Obfuscating with transparency

“These approaches…limit the impact of valuable information in developing policies…”

Under the new policy, studies that do not fully meet transparency criteria would be excluded from use in EPA policy development. This proposal follows unsuccessful attempts to enact the Honest and Open New EPA Science Treatment (HONEST) Act and its predecessor, the Secret Science Reform Act. These approaches undervalue many scientific publications and limit the impact of valuable information in developing policies in the areas that the EPA regulates….In developing effective policies, earnest evaluations of facts and fair-minded assessments of the associated uncertainties are foundational. Policy discussions require an assessment of the likelihood that a particular observation is true and examinations of the short- and long-term consequences of potential actions or inactions, including a wide range of different sorts of costs. Those with training in making these judgments with access to as much relevant information as possible are crucial for this process. Of course, policy development requires considerations other than those related to science. Such discussions should follow clear assessment after access to all of the available evidence.

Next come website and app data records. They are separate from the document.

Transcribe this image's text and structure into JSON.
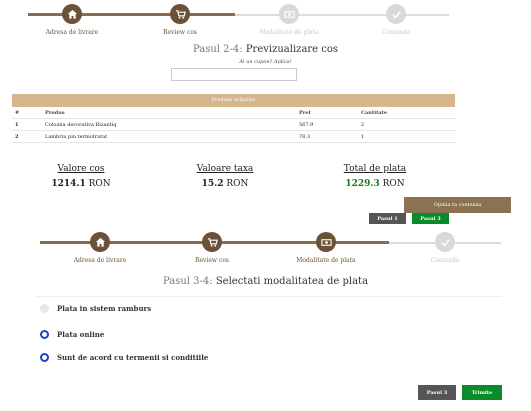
{
  "stepper_top": {
    "steps": [
      {
        "label": "Adresa de livrare",
        "icon": "home-icon",
        "state": "done"
      },
      {
        "label": "Review cos",
        "icon": "cart-icon",
        "state": "done"
      },
      {
        "label": "Modalitate de plata",
        "icon": "money-icon",
        "state": "todo"
      },
      {
        "label": "Comanda",
        "icon": "check-icon",
        "state": "todo"
      }
    ]
  },
  "review": {
    "step_number": "Pasul 2-4:",
    "step_title": "Previzualizare cos",
    "coupon_link": "Ai un cupon? Aplica!",
    "coupon_placeholder": ""
  },
  "products": {
    "title": "Produse achizitie",
    "columns": [
      "#",
      "Produs",
      "Pret",
      "Cantitate"
    ],
    "rows": [
      {
        "index": "1",
        "name": "Coloana decorativa Bizantiq",
        "price": "567.9",
        "qty": "2"
      },
      {
        "index": "2",
        "name": "Lambriu pin termotratat",
        "price": "78.3",
        "qty": "1"
      }
    ]
  },
  "totals": {
    "cart_label": "Valore cos",
    "cart_value": "1214.1",
    "cart_unit": "RON",
    "tax_label": "Valoare taxa",
    "tax_value": "15.2",
    "tax_unit": "RON",
    "total_label": "Total de plata",
    "total_value": "1229.3",
    "total_unit": "RON"
  },
  "feedback_label": "Opinia ta conteaza",
  "review_buttons": {
    "prev": "Pasul 1",
    "next": "Pasul 3"
  },
  "stepper_bottom": {
    "steps": [
      {
        "label": "Adresa de livrare",
        "icon": "home-icon",
        "state": "done"
      },
      {
        "label": "Review cos",
        "icon": "cart-icon",
        "state": "done"
      },
      {
        "label": "Modalitate de plata",
        "icon": "money-icon",
        "state": "done"
      },
      {
        "label": "Comanda",
        "icon": "check-icon",
        "state": "todo"
      }
    ]
  },
  "payment": {
    "step_number": "Pasul 3-4:",
    "step_title": "Selectati modalitatea de plata",
    "options": [
      {
        "label": "Plata in sistem ramburs",
        "selected": false
      },
      {
        "label": "Plata online",
        "selected": true
      },
      {
        "label": "Sunt de acord cu termenii si conditiile",
        "selected": true
      }
    ]
  },
  "payment_buttons": {
    "prev": "Pasul 3",
    "submit": "Trimite"
  },
  "colors": {
    "accent": "#8a6d4c",
    "table_header": "#d7b68d",
    "success": "#0a8a2a",
    "radio": "#1f3fcf"
  }
}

The scientific enterprise should stand up against efforts that distort initiatives aimed to improve scientific practice, just to pursue other agendas…(More)”.